[Dataset rows describing interfaces]
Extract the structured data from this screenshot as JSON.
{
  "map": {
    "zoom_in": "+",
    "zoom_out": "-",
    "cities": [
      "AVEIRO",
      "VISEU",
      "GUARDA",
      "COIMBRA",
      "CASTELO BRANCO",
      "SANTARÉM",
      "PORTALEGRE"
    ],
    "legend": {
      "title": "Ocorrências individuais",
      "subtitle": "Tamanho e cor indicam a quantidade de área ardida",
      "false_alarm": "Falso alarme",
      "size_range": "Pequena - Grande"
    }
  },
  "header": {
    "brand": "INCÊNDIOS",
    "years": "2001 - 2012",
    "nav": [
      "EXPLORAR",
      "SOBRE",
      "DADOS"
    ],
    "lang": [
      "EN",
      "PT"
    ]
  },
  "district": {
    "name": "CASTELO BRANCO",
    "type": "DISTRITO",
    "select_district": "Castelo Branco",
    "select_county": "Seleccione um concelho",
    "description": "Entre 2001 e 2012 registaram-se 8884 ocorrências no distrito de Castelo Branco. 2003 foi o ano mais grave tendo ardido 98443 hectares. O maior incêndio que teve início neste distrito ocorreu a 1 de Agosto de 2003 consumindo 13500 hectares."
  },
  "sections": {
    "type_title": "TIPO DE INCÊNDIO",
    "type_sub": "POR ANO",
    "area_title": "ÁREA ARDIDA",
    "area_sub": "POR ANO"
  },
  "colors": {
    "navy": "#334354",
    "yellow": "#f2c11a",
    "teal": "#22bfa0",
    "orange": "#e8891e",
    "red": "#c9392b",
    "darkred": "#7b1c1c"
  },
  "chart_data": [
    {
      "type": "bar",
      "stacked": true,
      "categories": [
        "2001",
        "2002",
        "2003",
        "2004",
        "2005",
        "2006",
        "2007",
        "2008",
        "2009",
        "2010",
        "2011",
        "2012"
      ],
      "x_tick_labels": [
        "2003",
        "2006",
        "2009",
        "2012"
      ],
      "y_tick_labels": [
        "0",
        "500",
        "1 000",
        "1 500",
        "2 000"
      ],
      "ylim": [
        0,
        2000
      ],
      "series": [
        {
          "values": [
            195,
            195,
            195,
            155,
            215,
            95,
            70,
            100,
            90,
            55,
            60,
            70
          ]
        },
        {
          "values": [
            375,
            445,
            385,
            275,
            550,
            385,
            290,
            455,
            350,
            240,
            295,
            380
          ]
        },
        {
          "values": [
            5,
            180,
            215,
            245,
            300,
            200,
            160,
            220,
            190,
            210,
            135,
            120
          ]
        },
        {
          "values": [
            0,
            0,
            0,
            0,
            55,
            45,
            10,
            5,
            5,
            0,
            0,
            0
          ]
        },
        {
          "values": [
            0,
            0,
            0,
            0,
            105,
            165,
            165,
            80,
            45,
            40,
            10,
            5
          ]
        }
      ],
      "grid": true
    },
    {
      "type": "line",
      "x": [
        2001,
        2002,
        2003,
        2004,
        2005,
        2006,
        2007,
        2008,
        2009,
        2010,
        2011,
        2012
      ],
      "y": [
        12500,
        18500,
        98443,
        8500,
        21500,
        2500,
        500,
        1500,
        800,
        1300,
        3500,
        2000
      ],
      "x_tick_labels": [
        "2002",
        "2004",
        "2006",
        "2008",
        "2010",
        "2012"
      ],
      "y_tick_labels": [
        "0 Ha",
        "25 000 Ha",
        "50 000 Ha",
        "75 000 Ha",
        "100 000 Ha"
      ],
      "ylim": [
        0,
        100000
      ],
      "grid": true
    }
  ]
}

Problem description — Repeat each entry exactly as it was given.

Answer for this exercise —
Extract the structured data from this screenshot as JSON.
{
  "map": {
    "zoom_in": "+",
    "zoom_out": "-",
    "cities": [
      "AVEIRO",
      "VISEU",
      "GUARDA",
      "COIMBRA",
      "CASTELO BRANCO",
      "SANTARÉM",
      "PORTALEGRE"
    ],
    "legend": {
      "title": "Ocorrências individuais",
      "subtitle": "Tamanho e cor indicam a quantidade de área ardida",
      "false_alarm": "Falso alarme",
      "size_range": "Pequena - Grande"
    }
  },
  "header": {
    "brand": "INCÊNDIOS",
    "years": "2001 - 2012",
    "nav": [
      "EXPLORAR",
      "SOBRE",
      "DADOS"
    ],
    "lang": [
      "EN",
      "PT"
    ]
  },
  "district": {
    "name": "CASTELO BRANCO",
    "type": "DISTRITO",
    "select_district": "Castelo Branco",
    "select_county": "Seleccione um concelho",
    "description": "Entre 2001 e 2012 registaram-se 8884 ocorrências no distrito de Castelo Branco. 2003 foi o ano mais grave tendo ardido 98443 hectares. O maior incêndio que teve início neste distrito ocorreu a 1 de Agosto de 2003 consumindo 13500 hectares."
  },
  "sections": {
    "type_title": "TIPO DE INCÊNDIO",
    "type_sub": "POR ANO",
    "area_title": "ÁREA ARDIDA",
    "area_sub": "POR ANO"
  },
  "colors": {
    "navy": "#334354",
    "yellow": "#f2c11a",
    "teal": "#22bfa0",
    "orange": "#e8891e",
    "red": "#c9392b",
    "darkred": "#7b1c1c"
  },
  "chart_data": [
    {
      "type": "bar",
      "stacked": true,
      "categories": [
        "2001",
        "2002",
        "2003",
        "2004",
        "2005",
        "2006",
        "2007",
        "2008",
        "2009",
        "2010",
        "2011",
        "2012"
      ],
      "x_tick_labels": [
        "2003",
        "2006",
        "2009",
        "2012"
      ],
      "y_tick_labels": [
        "0",
        "500",
        "1 000",
        "1 500",
        "2 000"
      ],
      "ylim": [
        0,
        2000
      ],
      "series": [
        {
          "values": [
            195,
            195,
            195,
            155,
            215,
            95,
            70,
            100,
            90,
            55,
            60,
            70
          ]
        },
        {
          "values": [
            375,
            445,
            385,
            275,
            550,
            385,
            290,
            455,
            350,
            240,
            295,
            380
          ]
        },
        {
          "values": [
            5,
            180,
            215,
            245,
            300,
            200,
            160,
            220,
            190,
            210,
            135,
            120
          ]
        },
        {
          "values": [
            0,
            0,
            0,
            0,
            55,
            45,
            10,
            5,
            5,
            0,
            0,
            0
          ]
        },
        {
          "values": [
            0,
            0,
            0,
            0,
            105,
            165,
            165,
            80,
            45,
            40,
            10,
            5
          ]
        }
      ],
      "grid": true
    },
    {
      "type": "line",
      "x": [
        2001,
        2002,
        2003,
        2004,
        2005,
        2006,
        2007,
        2008,
        2009,
        2010,
        2011,
        2012
      ],
      "y": [
        12500,
        18500,
        98443,
        8500,
        21500,
        2500,
        500,
        1500,
        800,
        1300,
        3500,
        2000
      ],
      "x_tick_labels": [
        "2002",
        "2004",
        "2006",
        "2008",
        "2010",
        "2012"
      ],
      "y_tick_labels": [
        "0 Ha",
        "25 000 Ha",
        "50 000 Ha",
        "75 000 Ha",
        "100 000 Ha"
      ],
      "ylim": [
        0,
        100000
      ],
      "grid": true
    }
  ]
}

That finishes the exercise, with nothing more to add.